[Web page and app entries]
• • • •

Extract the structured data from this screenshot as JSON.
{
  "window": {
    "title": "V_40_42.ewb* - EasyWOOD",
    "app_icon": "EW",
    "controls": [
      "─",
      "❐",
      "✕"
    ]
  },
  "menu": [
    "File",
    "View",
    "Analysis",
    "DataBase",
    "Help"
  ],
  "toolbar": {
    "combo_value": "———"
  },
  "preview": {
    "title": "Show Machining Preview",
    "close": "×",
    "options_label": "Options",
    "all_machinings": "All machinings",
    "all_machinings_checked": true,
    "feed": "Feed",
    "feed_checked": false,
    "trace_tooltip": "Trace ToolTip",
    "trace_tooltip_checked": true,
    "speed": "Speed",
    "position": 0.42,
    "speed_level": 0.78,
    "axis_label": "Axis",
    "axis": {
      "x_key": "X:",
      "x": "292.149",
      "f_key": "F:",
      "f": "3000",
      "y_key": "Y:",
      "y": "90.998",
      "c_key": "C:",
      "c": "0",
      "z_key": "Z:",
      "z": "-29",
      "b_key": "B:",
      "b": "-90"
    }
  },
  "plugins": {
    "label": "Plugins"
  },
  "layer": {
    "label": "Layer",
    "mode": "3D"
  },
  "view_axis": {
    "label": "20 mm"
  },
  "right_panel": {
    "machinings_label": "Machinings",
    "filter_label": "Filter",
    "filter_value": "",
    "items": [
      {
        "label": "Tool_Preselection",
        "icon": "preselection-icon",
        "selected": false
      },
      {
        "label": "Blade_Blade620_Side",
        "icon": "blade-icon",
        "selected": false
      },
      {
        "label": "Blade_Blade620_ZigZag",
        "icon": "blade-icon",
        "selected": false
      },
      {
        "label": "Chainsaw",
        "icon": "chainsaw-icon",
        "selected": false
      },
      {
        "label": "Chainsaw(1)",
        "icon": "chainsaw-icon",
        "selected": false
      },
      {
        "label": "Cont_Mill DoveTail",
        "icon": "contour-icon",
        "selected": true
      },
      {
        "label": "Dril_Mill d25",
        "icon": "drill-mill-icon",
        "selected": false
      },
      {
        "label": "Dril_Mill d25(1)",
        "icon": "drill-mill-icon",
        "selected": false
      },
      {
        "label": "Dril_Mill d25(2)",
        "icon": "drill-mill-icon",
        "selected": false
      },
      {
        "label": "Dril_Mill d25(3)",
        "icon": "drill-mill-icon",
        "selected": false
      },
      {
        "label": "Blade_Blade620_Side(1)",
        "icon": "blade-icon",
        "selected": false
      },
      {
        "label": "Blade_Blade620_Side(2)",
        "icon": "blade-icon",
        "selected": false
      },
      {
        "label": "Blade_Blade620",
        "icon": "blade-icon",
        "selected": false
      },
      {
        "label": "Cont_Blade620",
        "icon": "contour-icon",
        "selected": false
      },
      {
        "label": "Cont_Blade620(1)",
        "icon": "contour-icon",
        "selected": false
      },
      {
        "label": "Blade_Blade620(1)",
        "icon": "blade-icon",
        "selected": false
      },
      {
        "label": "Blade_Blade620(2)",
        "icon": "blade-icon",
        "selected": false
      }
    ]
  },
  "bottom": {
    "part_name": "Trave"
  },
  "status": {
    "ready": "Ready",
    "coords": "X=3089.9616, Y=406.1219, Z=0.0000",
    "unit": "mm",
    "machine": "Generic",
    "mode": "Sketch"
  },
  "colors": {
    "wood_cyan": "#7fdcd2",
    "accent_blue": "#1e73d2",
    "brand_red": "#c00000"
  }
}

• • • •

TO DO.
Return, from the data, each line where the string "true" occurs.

RESULT OF THE TASK.
    "all_machinings_checked": true,
    "trace_tooltip_checked": true,
        "selected": true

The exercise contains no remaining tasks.